CORAL GABLES — After nearly two years, the NCAA has announced some of the wrongdoing discovered during its investigation of Miami's athletic compliance practices.
The alleged rule-breakers: former NCAA employees.
The NCAA, facing increasingly fierce scrutiny regarding its role as the administrator of college athletics, said Wednesday that its enforcement staff improperly obtained information in its high-profile investigation involving Miami. NCAA president Mark Emmert said the UM investigation is on hold after the NCAA discovered "a very severe issue of improper conduct" — specifically that its investigators contracted with a criminal defense lawyer for the booster at the center of the Miami case to obtain information they should not have been able to access. The NCAA had been examining allegations that the booster, Nevin Shapiro, gave hundreds of thousands of dollars in cash, as well as other benefits, to dozens of Miami athletes.
The NCAA does not have subpoena power. At least one of the people deposed by attorney Maria Elena Perez, who couldn't be reached Wednesday, as part of Shapiro's bankruptcy case appeared under subpoena, and his testimony would not have been otherwise available to NCAA investigators. The investigators who were involved are no longer with the NCAA, Emmert said, adding: "How in the world can you get this far without it being recognized that this was an inappropriate way to proceed?"
Emmert called the conduct of the investigators "shocking" and "stunning," saying the NCAA could not tolerate such "grossly inappropriate" behavior.
Miami already has self-imposed the suspensions of eight involved football players, withdrawn from two bowl games and an ACC title game, and voluntarily reduced scholarships.

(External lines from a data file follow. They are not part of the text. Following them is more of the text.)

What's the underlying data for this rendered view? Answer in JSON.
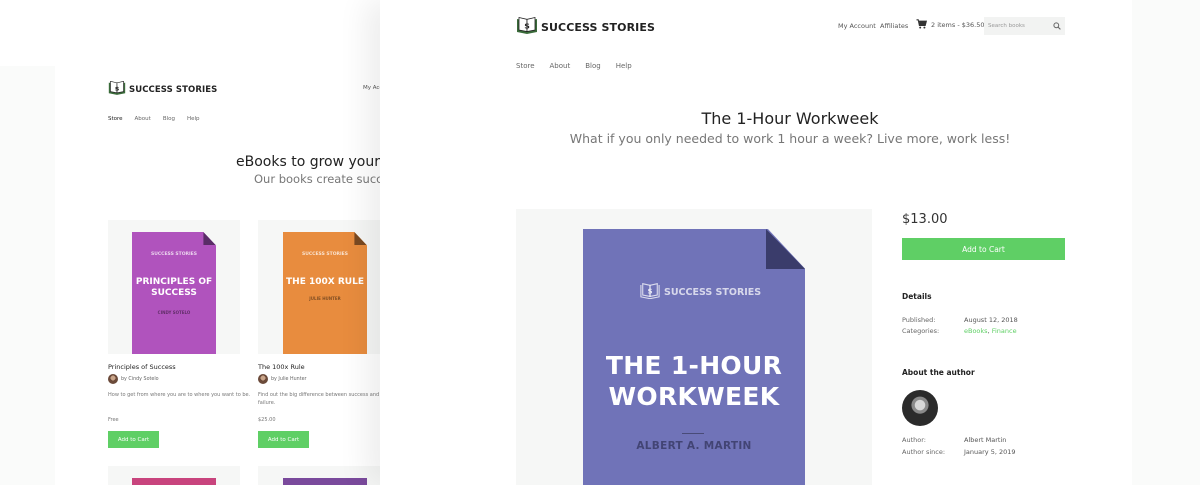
{
  "colors": {
    "accent_green": "#5fcf65",
    "cover_purple": "#7073b8",
    "cover_fold": "#3a3c6b",
    "cover_magenta": "#b053bd",
    "cover_orange": "#e88c3e"
  },
  "brand": {
    "name": "SUCCESS STORIES",
    "logo_icon": "book-dollar-icon"
  },
  "background_page": {
    "account_link": "My Acco",
    "nav": [
      "Store",
      "About",
      "Blog",
      "Help"
    ],
    "heading": "eBooks to grow your bus",
    "subheading": "Our books create success stor",
    "products": [
      {
        "cover_brand": "SUCCESS STORIES",
        "cover_title": "PRINCIPLES OF SUCCESS",
        "cover_author": "CINDY SOTELO",
        "title": "Principles of Success",
        "by": "by Cindy Sotelo",
        "description": "How to get from where you are to where you want to be.",
        "price": "Free",
        "button": "Add to Cart"
      },
      {
        "cover_brand": "SUCCESS STORIES",
        "cover_title": "THE 100X RULE",
        "cover_author": "JULIE HUNTER",
        "title": "The 100x Rule",
        "by": "by Julie Hunter",
        "description": "Find out the big difference between success and failure.",
        "price": "$25.00",
        "button": "Add to Cart"
      }
    ]
  },
  "header": {
    "my_account": "My Account",
    "affiliates": "Affiliates",
    "cart": "2 items - $36.50",
    "cart_icon": "shopping-cart-icon",
    "search_placeholder": "Search books",
    "search_icon": "search-icon",
    "nav": [
      "Store",
      "About",
      "Blog",
      "Help"
    ]
  },
  "product": {
    "title": "The 1-Hour Workweek",
    "subtitle": "What if you only needed to work 1 hour a week? Live more, work less!",
    "cover_brand": "SUCCESS STORIES",
    "cover_title": "THE 1-HOUR WORKWEEK",
    "cover_author": "ALBERT A. MARTIN",
    "price": "$13.00",
    "add_to_cart": "Add to Cart",
    "details_heading": "Details",
    "published_label": "Published:",
    "published_value": "August 12, 2018",
    "categories_label": "Categories:",
    "categories": [
      "eBooks",
      "Finance"
    ],
    "author_heading": "About the author",
    "author_label": "Author:",
    "author_value": "Albert Martin",
    "author_since_label": "Author since:",
    "author_since_value": "January 5, 2019"
  }
}
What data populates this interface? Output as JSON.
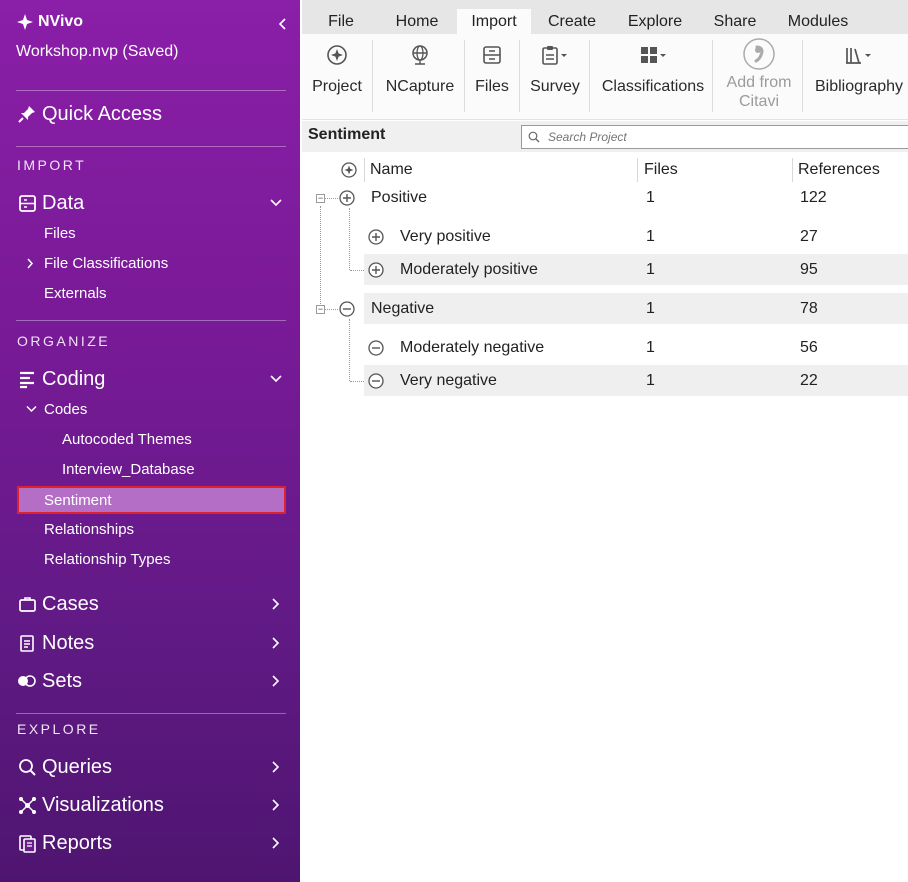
{
  "app": {
    "title": "NVivo",
    "project_name": "Workshop.nvp (Saved)"
  },
  "sidebar": {
    "quick_access": "Quick Access",
    "sections": {
      "import": "IMPORT",
      "organize": "ORGANIZE",
      "explore": "EXPLORE"
    },
    "data": {
      "label": "Data",
      "items": [
        "Files",
        "File Classifications",
        "Externals"
      ]
    },
    "coding": {
      "label": "Coding",
      "codes_label": "Codes",
      "code_children": [
        "Autocoded Themes",
        "Interview_Database"
      ],
      "selected": "Sentiment",
      "items": [
        "Relationships",
        "Relationship Types"
      ]
    },
    "cases": "Cases",
    "notes": "Notes",
    "sets": "Sets",
    "queries": "Queries",
    "visualizations": "Visualizations",
    "reports": "Reports"
  },
  "ribbon": {
    "tabs": [
      "File",
      "Home",
      "Import",
      "Create",
      "Explore",
      "Share",
      "Modules"
    ],
    "active_tab": "Import",
    "buttons": {
      "project": "Project",
      "ncapture": "NCapture",
      "files": "Files",
      "survey": "Survey",
      "classifications": "Classifications",
      "add_from": "Add from",
      "citavi": "Citavi",
      "bibliography": "Bibliography"
    }
  },
  "content": {
    "title": "Sentiment",
    "search_placeholder": "Search Project",
    "columns": {
      "name": "Name",
      "files": "Files",
      "references": "References"
    },
    "rows": [
      {
        "name": "Positive",
        "files": "1",
        "references": "122",
        "icon": "plus-circle-icon"
      },
      {
        "name": "Very positive",
        "files": "1",
        "references": "27",
        "icon": "plus-circle-icon"
      },
      {
        "name": "Moderately positive",
        "files": "1",
        "references": "95",
        "icon": "plus-circle-icon"
      },
      {
        "name": "Negative",
        "files": "1",
        "references": "78",
        "icon": "minus-circle-icon"
      },
      {
        "name": "Moderately negative",
        "files": "1",
        "references": "56",
        "icon": "minus-circle-icon"
      },
      {
        "name": "Very negative",
        "files": "1",
        "references": "22",
        "icon": "minus-circle-icon"
      }
    ]
  },
  "colors": {
    "sidebar_top": "#8a1fa8",
    "sidebar_bottom": "#4e1570",
    "selected_bg": "#b56ec6",
    "selected_border": "#e0202c"
  }
}
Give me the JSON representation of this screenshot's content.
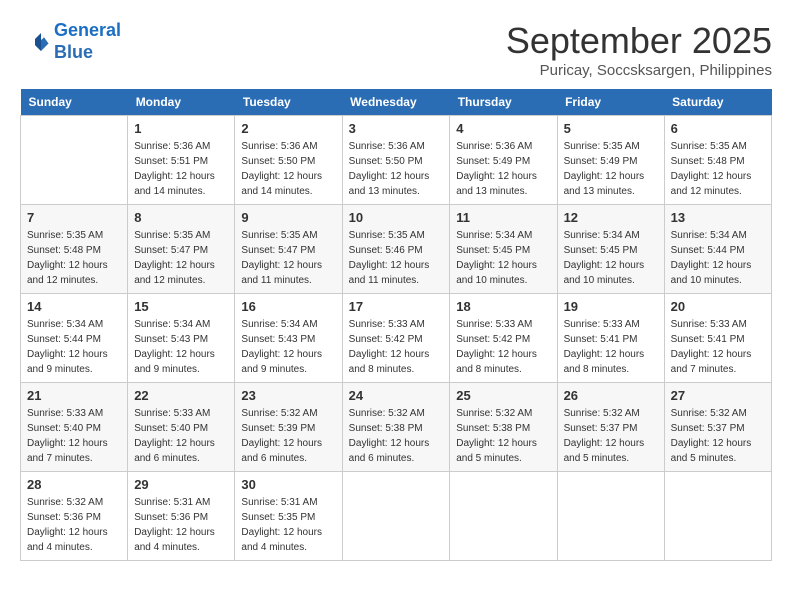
{
  "header": {
    "logo_line1": "General",
    "logo_line2": "Blue",
    "month": "September 2025",
    "location": "Puricay, Soccsksargen, Philippines"
  },
  "days_of_week": [
    "Sunday",
    "Monday",
    "Tuesday",
    "Wednesday",
    "Thursday",
    "Friday",
    "Saturday"
  ],
  "weeks": [
    [
      {
        "day": "",
        "info": ""
      },
      {
        "day": "1",
        "info": "Sunrise: 5:36 AM\nSunset: 5:51 PM\nDaylight: 12 hours\nand 14 minutes."
      },
      {
        "day": "2",
        "info": "Sunrise: 5:36 AM\nSunset: 5:50 PM\nDaylight: 12 hours\nand 14 minutes."
      },
      {
        "day": "3",
        "info": "Sunrise: 5:36 AM\nSunset: 5:50 PM\nDaylight: 12 hours\nand 13 minutes."
      },
      {
        "day": "4",
        "info": "Sunrise: 5:36 AM\nSunset: 5:49 PM\nDaylight: 12 hours\nand 13 minutes."
      },
      {
        "day": "5",
        "info": "Sunrise: 5:35 AM\nSunset: 5:49 PM\nDaylight: 12 hours\nand 13 minutes."
      },
      {
        "day": "6",
        "info": "Sunrise: 5:35 AM\nSunset: 5:48 PM\nDaylight: 12 hours\nand 12 minutes."
      }
    ],
    [
      {
        "day": "7",
        "info": "Sunrise: 5:35 AM\nSunset: 5:48 PM\nDaylight: 12 hours\nand 12 minutes."
      },
      {
        "day": "8",
        "info": "Sunrise: 5:35 AM\nSunset: 5:47 PM\nDaylight: 12 hours\nand 12 minutes."
      },
      {
        "day": "9",
        "info": "Sunrise: 5:35 AM\nSunset: 5:47 PM\nDaylight: 12 hours\nand 11 minutes."
      },
      {
        "day": "10",
        "info": "Sunrise: 5:35 AM\nSunset: 5:46 PM\nDaylight: 12 hours\nand 11 minutes."
      },
      {
        "day": "11",
        "info": "Sunrise: 5:34 AM\nSunset: 5:45 PM\nDaylight: 12 hours\nand 10 minutes."
      },
      {
        "day": "12",
        "info": "Sunrise: 5:34 AM\nSunset: 5:45 PM\nDaylight: 12 hours\nand 10 minutes."
      },
      {
        "day": "13",
        "info": "Sunrise: 5:34 AM\nSunset: 5:44 PM\nDaylight: 12 hours\nand 10 minutes."
      }
    ],
    [
      {
        "day": "14",
        "info": "Sunrise: 5:34 AM\nSunset: 5:44 PM\nDaylight: 12 hours\nand 9 minutes."
      },
      {
        "day": "15",
        "info": "Sunrise: 5:34 AM\nSunset: 5:43 PM\nDaylight: 12 hours\nand 9 minutes."
      },
      {
        "day": "16",
        "info": "Sunrise: 5:34 AM\nSunset: 5:43 PM\nDaylight: 12 hours\nand 9 minutes."
      },
      {
        "day": "17",
        "info": "Sunrise: 5:33 AM\nSunset: 5:42 PM\nDaylight: 12 hours\nand 8 minutes."
      },
      {
        "day": "18",
        "info": "Sunrise: 5:33 AM\nSunset: 5:42 PM\nDaylight: 12 hours\nand 8 minutes."
      },
      {
        "day": "19",
        "info": "Sunrise: 5:33 AM\nSunset: 5:41 PM\nDaylight: 12 hours\nand 8 minutes."
      },
      {
        "day": "20",
        "info": "Sunrise: 5:33 AM\nSunset: 5:41 PM\nDaylight: 12 hours\nand 7 minutes."
      }
    ],
    [
      {
        "day": "21",
        "info": "Sunrise: 5:33 AM\nSunset: 5:40 PM\nDaylight: 12 hours\nand 7 minutes."
      },
      {
        "day": "22",
        "info": "Sunrise: 5:33 AM\nSunset: 5:40 PM\nDaylight: 12 hours\nand 6 minutes."
      },
      {
        "day": "23",
        "info": "Sunrise: 5:32 AM\nSunset: 5:39 PM\nDaylight: 12 hours\nand 6 minutes."
      },
      {
        "day": "24",
        "info": "Sunrise: 5:32 AM\nSunset: 5:38 PM\nDaylight: 12 hours\nand 6 minutes."
      },
      {
        "day": "25",
        "info": "Sunrise: 5:32 AM\nSunset: 5:38 PM\nDaylight: 12 hours\nand 5 minutes."
      },
      {
        "day": "26",
        "info": "Sunrise: 5:32 AM\nSunset: 5:37 PM\nDaylight: 12 hours\nand 5 minutes."
      },
      {
        "day": "27",
        "info": "Sunrise: 5:32 AM\nSunset: 5:37 PM\nDaylight: 12 hours\nand 5 minutes."
      }
    ],
    [
      {
        "day": "28",
        "info": "Sunrise: 5:32 AM\nSunset: 5:36 PM\nDaylight: 12 hours\nand 4 minutes."
      },
      {
        "day": "29",
        "info": "Sunrise: 5:31 AM\nSunset: 5:36 PM\nDaylight: 12 hours\nand 4 minutes."
      },
      {
        "day": "30",
        "info": "Sunrise: 5:31 AM\nSunset: 5:35 PM\nDaylight: 12 hours\nand 4 minutes."
      },
      {
        "day": "",
        "info": ""
      },
      {
        "day": "",
        "info": ""
      },
      {
        "day": "",
        "info": ""
      },
      {
        "day": "",
        "info": ""
      }
    ]
  ]
}
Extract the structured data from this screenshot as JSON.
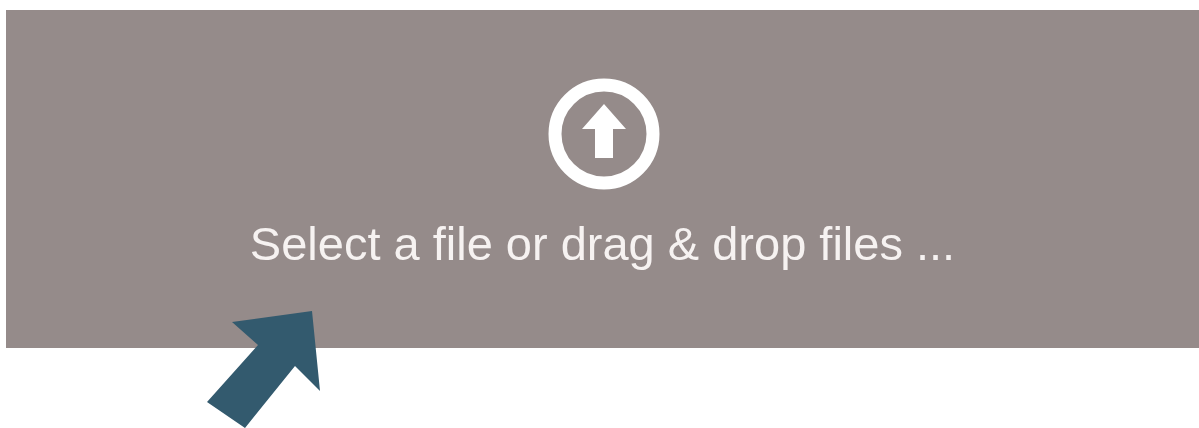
{
  "dropzone": {
    "label": "Select a file or drag & drop files ..."
  }
}
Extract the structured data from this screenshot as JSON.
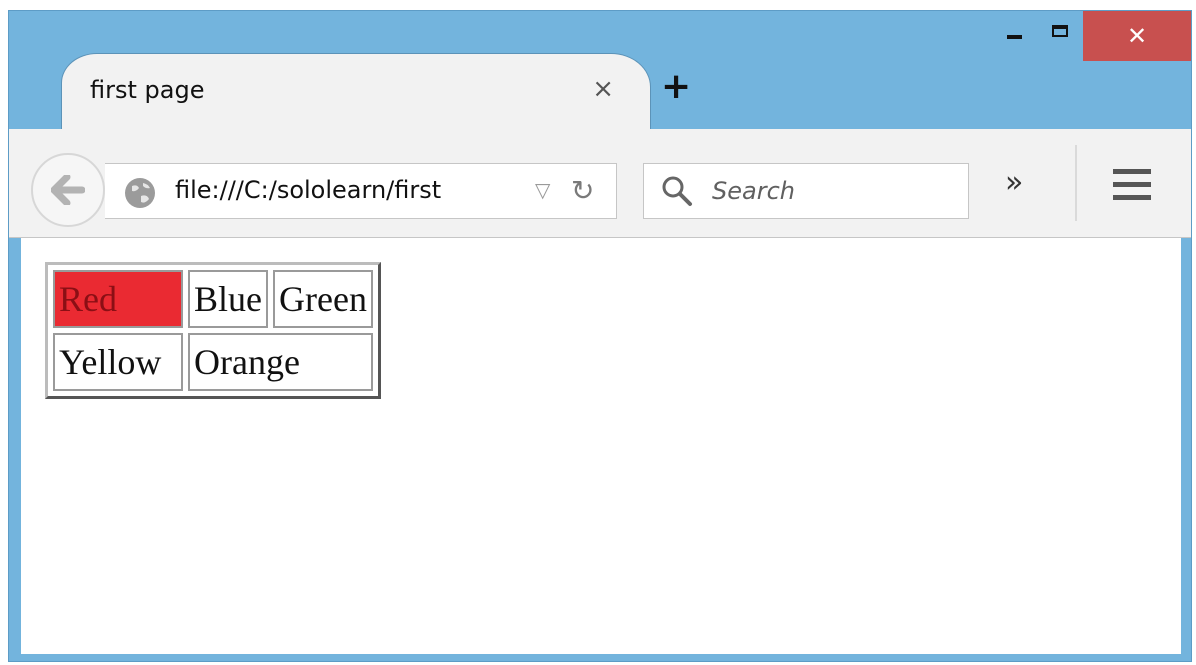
{
  "window": {
    "controls": {
      "minimize": "minimize",
      "maximize": "maximize",
      "close": "close"
    }
  },
  "tab": {
    "title": "first page",
    "close_glyph": "×",
    "new_tab_glyph": "+"
  },
  "toolbar": {
    "url": "file:///C:/sololearn/first",
    "search_placeholder": "Search",
    "overflow_glyph": "»",
    "reload_glyph": "↻",
    "dropdown_glyph": "▽"
  },
  "table": {
    "rows": [
      [
        "Red",
        "Blue",
        "Green"
      ],
      [
        "Yellow",
        "Orange"
      ]
    ],
    "highlight_color": "#ea2a32"
  },
  "colors": {
    "titlebar": "#73b4dd",
    "close_button": "#c8504f",
    "toolbar": "#f2f2f2"
  }
}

Notice of allegations — the charges that Miami will have to defend itself against during the sanctioning phase of the probe — are now on hold until an outside review of the NCAA's procedures in this case are completed.
The question isn't whether it's good news toward a softening of Miami's impending judgment from the NCAA. It's how good the news is.
Emmert said any talk of throwing out all charges is "premature." He said only a "small portion" of the investigation was affected. But does a tainted portion call into question other evidence?
"As we have done since the beginning, we will continue to work with the NCAA and now with their outside investigator hoping for a swift resolution," UM president Donna Shalala said.
Emmert said the NCAA was trying to find out why part of the investigation was based on depositions specific to the bankruptcy case. One of those depositions was given Dec. 19, 2011 by former UM equipment-room staffer Sean Allen, who has been linked to Shapiro and many of the allegations he made against the university.
During that deposition, the phrase "University of Miami" was uttered at least 58 times in questions or answers. UM was not part of the Ponzi scheme that led to Shapiro's legal downfall.
Kenneth L. Wainstein of the firm Cadwalader, Wickersham & Taft LLP was hired to conduct the external review of what happened. That review will begin today, with the NCAA hoping it will finish within two weeks.
The admission comes at a challenging time for the NCAA. This month, Gov. Tom Corbett of Pennsylvania sued the organization over its handling of the Penn State child sexual abuse case, saying that it was "overreaching and unlawful" in how it punished the university and that it violated antitrust laws. The NCAA has also been criticized for recent cases involving UCLA, USC and North Carolina.
"Isn't NCAA making head coaches responsible for assistants' actions?" ESPN college analyst Jay Bilas tweeted. "Uh, Mr. Emmert, about this happening on your watch … "